Saturday 10 December 2022

Holland becomes Netherlands on official new logo that cost €200,000

The new logo

Dutch trade minister Sigrid Kaag on Friday launched a new logo for the Netherlands, replacing the conventional tulip currently used by the tourism board.

The new logo combines the letters NL with a stylised tulip and was developed at a cost of €200,000. It comes in eight language variations.

The new logo is both positive for exports and attracting investment and talent, Kaag said, and will be used on every trade mission.

‘I am sure most people will understand that costs come before benefits and as we are talking about billions of euros and jobs, that €200,000 is a small amount in the total package,’ Kaag told reporters.

Ministries, embassies, universities, local councils and other organisations working on joint projects with national government will be able to use the logo from January next year.

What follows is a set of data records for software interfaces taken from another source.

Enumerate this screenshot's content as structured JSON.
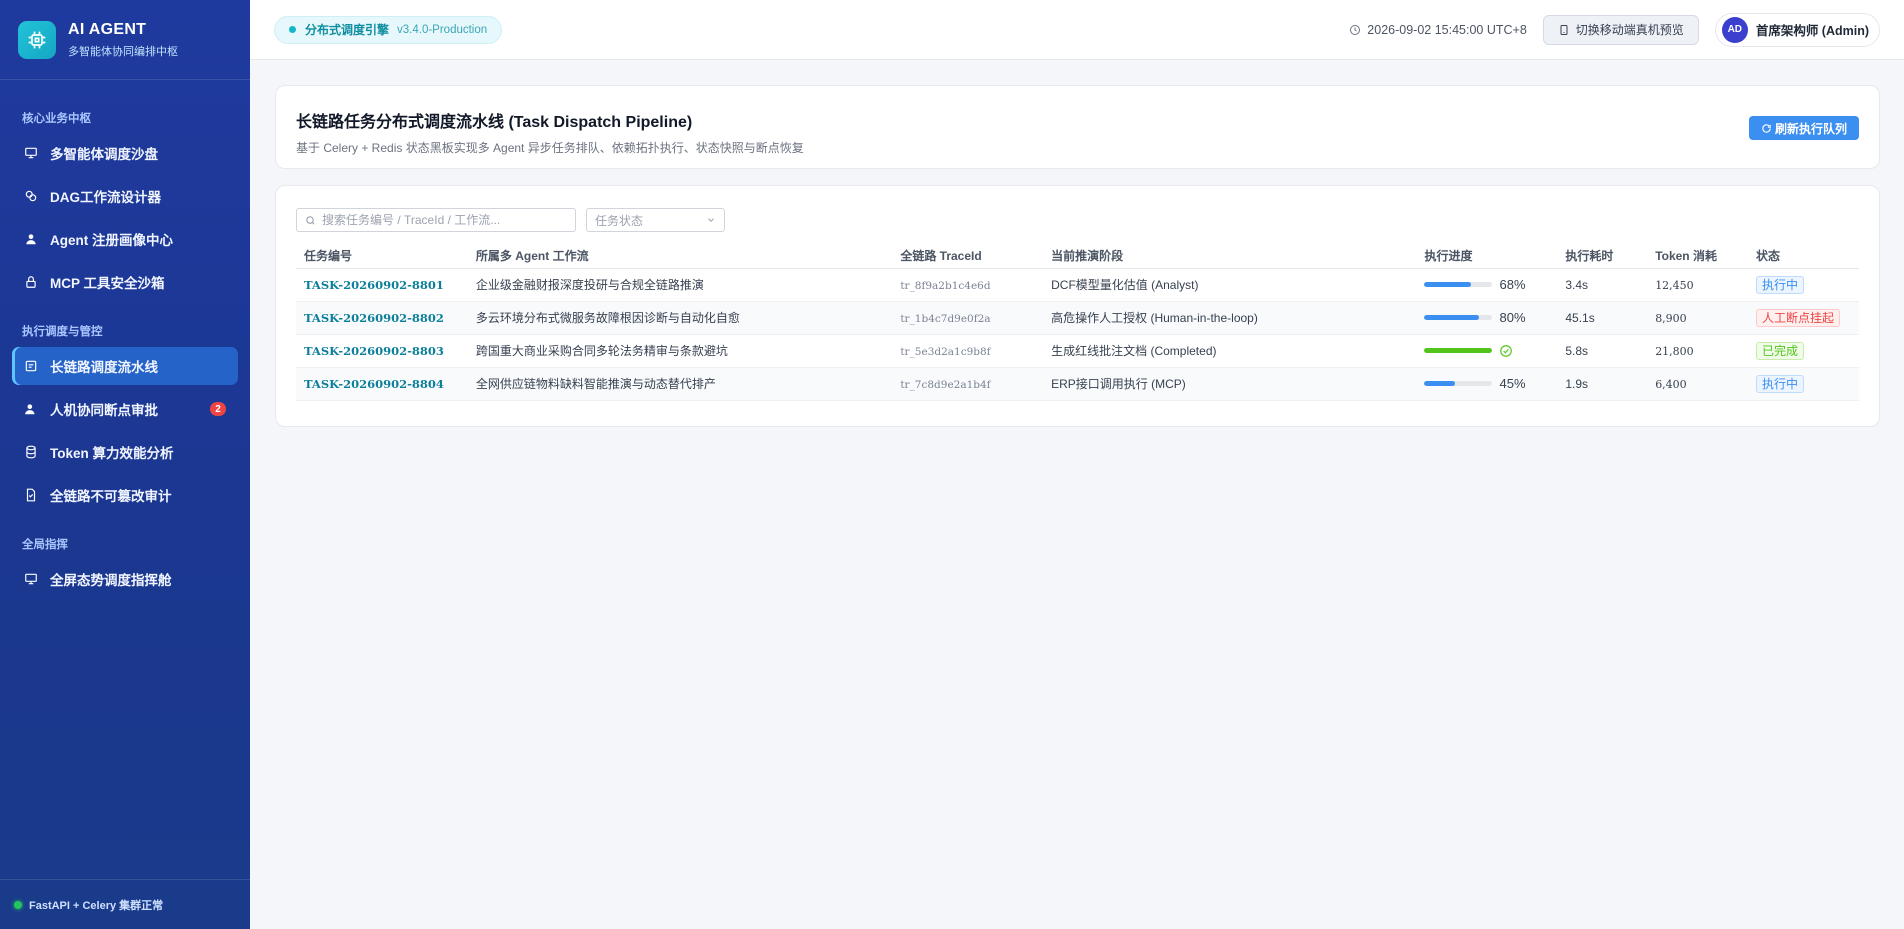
{
  "brand": {
    "title": "AI AGENT",
    "subtitle": "多智能体协同编排中枢"
  },
  "sidebar": {
    "sections": [
      {
        "heading": "核心业务中枢",
        "items": [
          {
            "label": "多智能体调度沙盘",
            "icon": "monitor-icon"
          },
          {
            "label": "DAG工作流设计器",
            "icon": "layers-icon"
          },
          {
            "label": "Agent 注册画像中心",
            "icon": "user-icon"
          },
          {
            "label": "MCP 工具安全沙箱",
            "icon": "lock-icon"
          }
        ]
      },
      {
        "heading": "执行调度与管控",
        "items": [
          {
            "label": "长链路调度流水线",
            "icon": "pipeline-icon",
            "active": true
          },
          {
            "label": "人机协同断点审批",
            "icon": "user-check-icon",
            "badge": "2"
          },
          {
            "label": "Token 算力效能分析",
            "icon": "database-icon"
          },
          {
            "label": "全链路不可篡改审计",
            "icon": "file-icon"
          }
        ]
      },
      {
        "heading": "全局指挥",
        "items": [
          {
            "label": "全屏态势调度指挥舱",
            "icon": "screen-icon"
          }
        ]
      }
    ],
    "footer": "FastAPI + Celery 集群正常"
  },
  "header": {
    "engine_name": "分布式调度引擎",
    "engine_version": "v3.4.0-Production",
    "datetime": "2026-09-02 15:45:00 UTC+8",
    "mobile_preview_label": "切换移动端真机预览",
    "user_initials": "AD",
    "user_name": "首席架构师 (Admin)"
  },
  "page": {
    "title": "长链路任务分布式调度流水线 (Task Dispatch Pipeline)",
    "subtitle": "基于 Celery + Redis 状态黑板实现多 Agent 异步任务排队、依赖拓扑执行、状态快照与断点恢复",
    "refresh_label": "刷新执行队列"
  },
  "filters": {
    "search_placeholder": "搜索任务编号 / TraceId / 工作流...",
    "status_placeholder": "任务状态"
  },
  "table": {
    "columns": [
      "任务编号",
      "所属多 Agent 工作流",
      "全链路 TraceId",
      "当前推演阶段",
      "执行进度",
      "执行耗时",
      "Token 消耗",
      "状态"
    ],
    "rows": [
      {
        "id": "TASK-20260902-8801",
        "workflow": "企业级金融财报深度投研与合规全链路推演",
        "trace": "tr_8f9a2b1c4e6d",
        "stage": "DCF模型量化估值 (Analyst)",
        "progress": 68,
        "progress_label": "68%",
        "duration": "3.4s",
        "tokens": "12,450",
        "status": "执行中",
        "status_color": "blue"
      },
      {
        "id": "TASK-20260902-8802",
        "workflow": "多云环境分布式微服务故障根因诊断与自动化自愈",
        "trace": "tr_1b4c7d9e0f2a",
        "stage": "高危操作人工授权 (Human-in-the-loop)",
        "progress": 80,
        "progress_label": "80%",
        "duration": "45.1s",
        "tokens": "8,900",
        "status": "人工断点挂起",
        "status_color": "red"
      },
      {
        "id": "TASK-20260902-8803",
        "workflow": "跨国重大商业采购合同多轮法务精审与条款避坑",
        "trace": "tr_5e3d2a1c9b8f",
        "stage": "生成红线批注文档 (Completed)",
        "progress": 100,
        "progress_label": "",
        "duration": "5.8s",
        "tokens": "21,800",
        "status": "已完成",
        "status_color": "green"
      },
      {
        "id": "TASK-20260902-8804",
        "workflow": "全网供应链物料缺料智能推演与动态替代排产",
        "trace": "tr_7c8d9e2a1b4f",
        "stage": "ERP接口调用执行 (MCP)",
        "progress": 45,
        "progress_label": "45%",
        "duration": "1.9s",
        "tokens": "6,400",
        "status": "执行中",
        "status_color": "blue"
      }
    ]
  }
}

In October it emerged that the Dutch government planned to stop promoting the country abroad as ‘Holland’ and will instead use The Netherlands’. The detailed plan still has to be published.

A spokeswoman for the ministry told the word The had been dropped from the logo ‘because of the layout’.

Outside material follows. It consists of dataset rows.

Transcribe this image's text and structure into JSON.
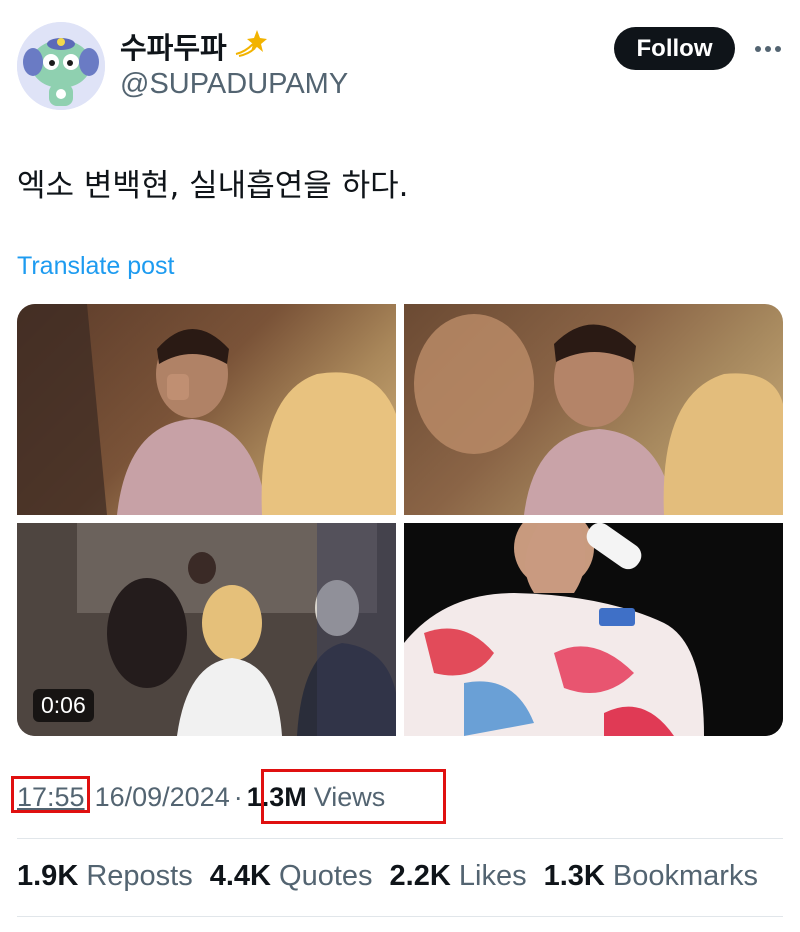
{
  "author": {
    "display_name": "수파두파",
    "name_badge_icon": "dizzy-star-icon",
    "handle": "@SUPADUPAMY",
    "follow_label": "Follow"
  },
  "post": {
    "text": "엑소 변백현, 실내흡연을 하다.",
    "translate_label": "Translate post",
    "media": {
      "video_duration": "0:06"
    },
    "time": "17:55",
    "date": "16/09/2024",
    "separator": "·",
    "views_count": "1.3M",
    "views_label": "Views"
  },
  "stats": [
    {
      "count": "1.9K",
      "label": "Reposts"
    },
    {
      "count": "4.4K",
      "label": "Quotes"
    },
    {
      "count": "2.2K",
      "label": "Likes"
    },
    {
      "count": "1.3K",
      "label": "Bookmarks"
    }
  ],
  "colors": {
    "link": "#1d9bf0",
    "highlight_box": "#e01010",
    "follow_button": "#0f1419"
  }
}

‘It is a way of abbreviating the name,’ she said. ‘We did the same thing with the French logo (we used Pays-Bas instead of les Pays-Bas). Also as a bonus: it makes it easier to google the whole thing.’

Thank you for donating to

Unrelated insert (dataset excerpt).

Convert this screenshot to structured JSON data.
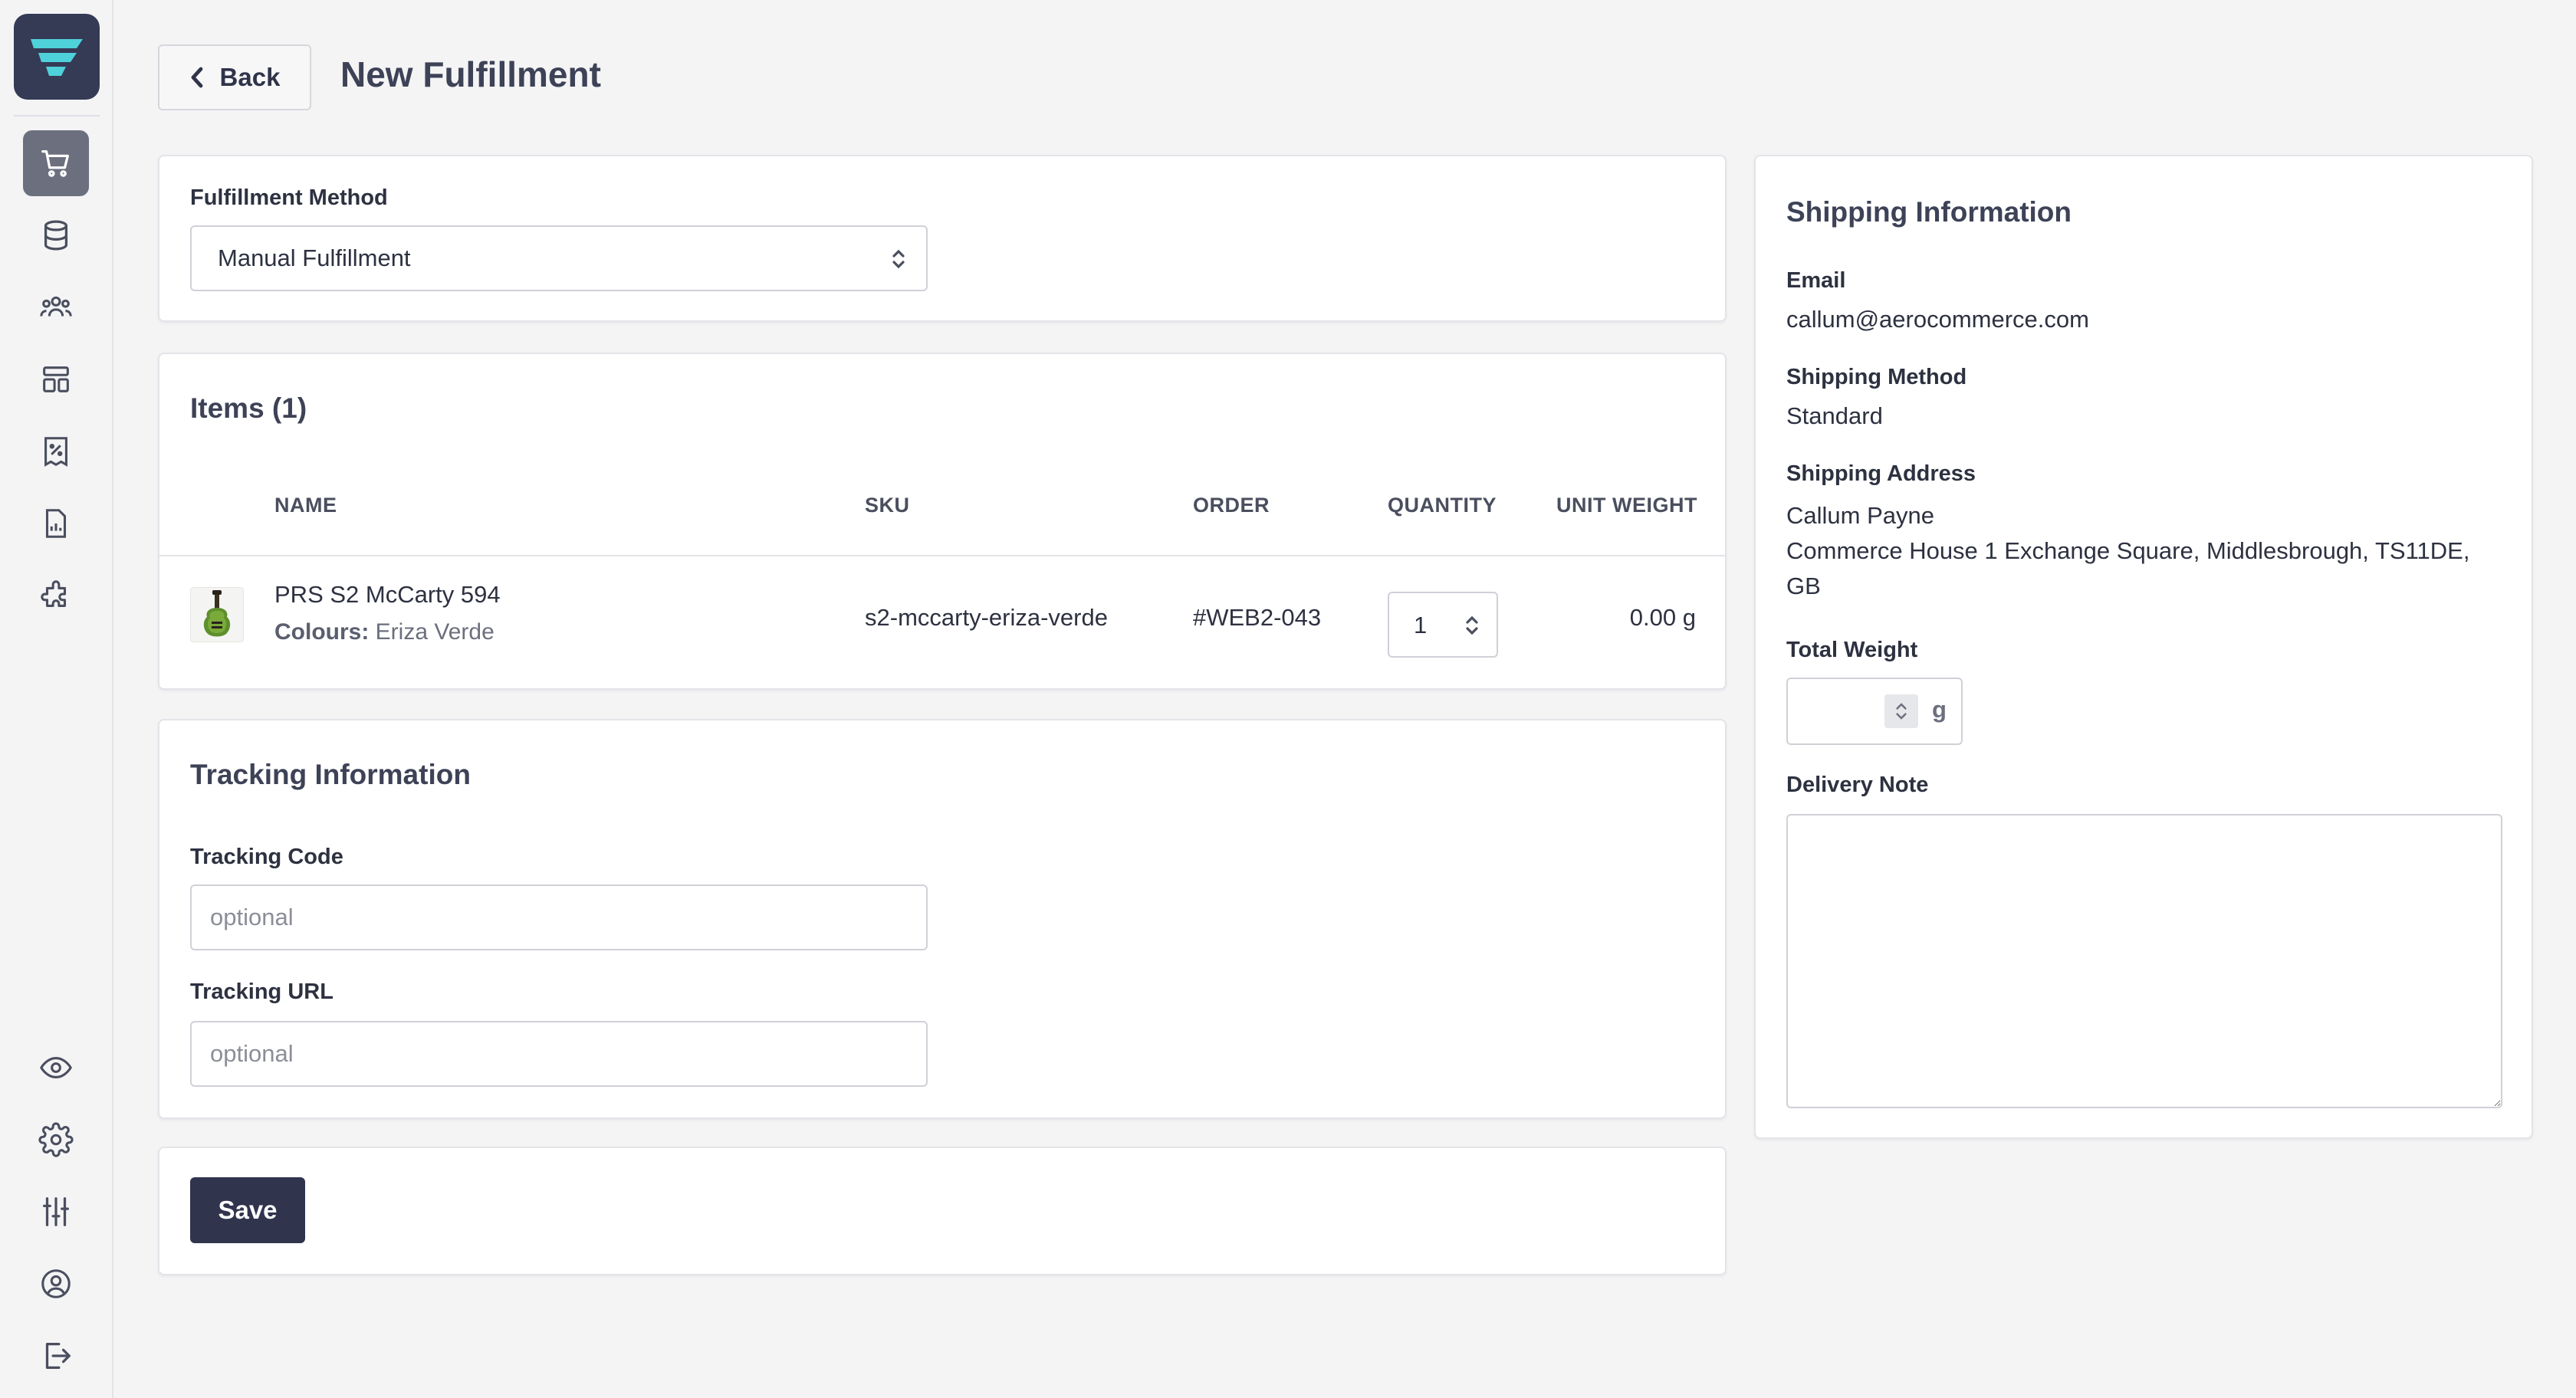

The team would like to thank all the generous readers who have made a donation in recent weeks. Your financial support has helped us to expand our coverage of the coronavirus crisis into the evenings and weekends and make sure you are kept up to date with the latest developments. has been free for 14 years, but without the financial backing of our readers, we would not be able to provide you with fair and accurate news and features about all things Dutch. Your contributions make this possible.

If you have not yet made a donation, but would like to, you can do so via Ideal, credit card or Paypal.